MOF mutations pulled forth from chemical reactors, fused into new forms and enframing themselves like exquisite corpuscles. Do the MOFs suffer during such processes? Does all matter suffer?
Going back to the roots of science and philosophy, the pre-socratic philosopher Empedocles postulated that all matter is comprised of four eternal elements (he called roots) – earth, air, fire, and water. These are drawn into forms by the opposing forces of love and hate. Love is a force of attraction, bringing elements together in chance combinations, whereas hate is a repulsive force and separates the elements. Forms are created and mutate by combinations of chance and adaptation (a kind of natural selection).

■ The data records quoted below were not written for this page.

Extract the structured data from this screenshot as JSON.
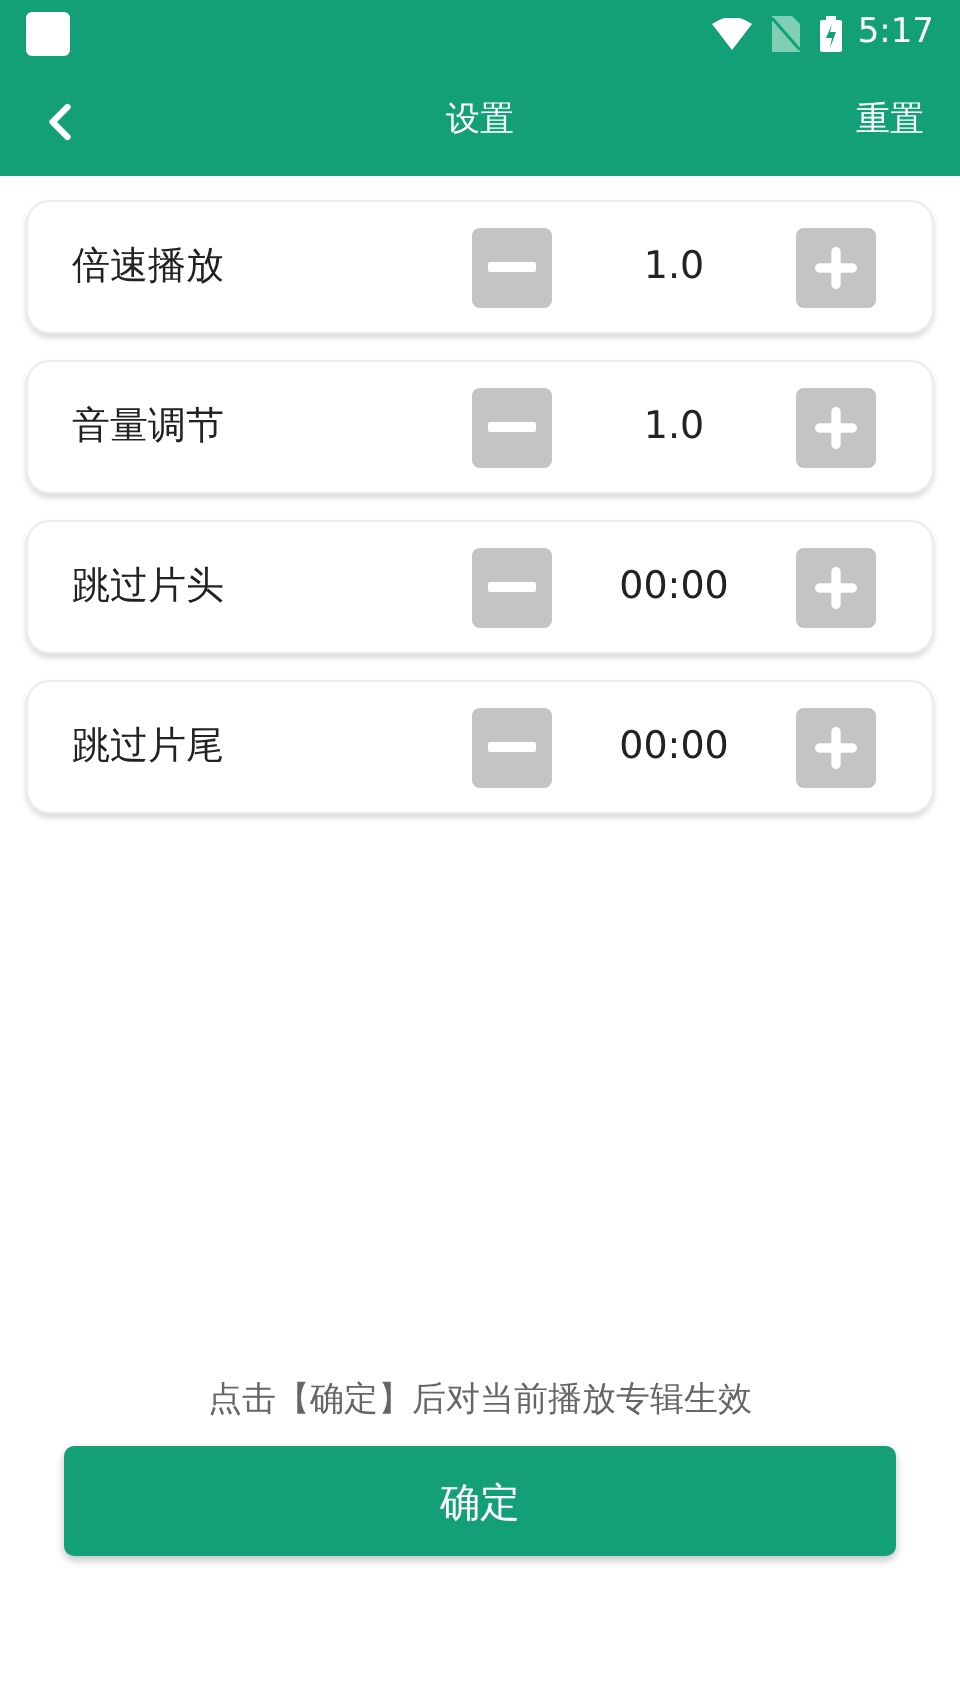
{
  "status_bar": {
    "time": "5:17"
  },
  "toolbar": {
    "title": "设置",
    "action": "重置"
  },
  "settings": [
    {
      "label": "倍速播放",
      "value": "1.0"
    },
    {
      "label": "音量调节",
      "value": "1.0"
    },
    {
      "label": "跳过片头",
      "value": "00:00"
    },
    {
      "label": "跳过片尾",
      "value": "00:00"
    }
  ],
  "note": "点击【确定】后对当前播放专辑生效",
  "confirm_button": "确定"
}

In this light, the scientists at the CSIRO are driven by love for their MOF creations and try to create unique and stable combinations. Sometimes it seems like there is an ongoing Empedoclean battle between love and hate, with the struggling and suffering produced through this process manifested as the matter of the world.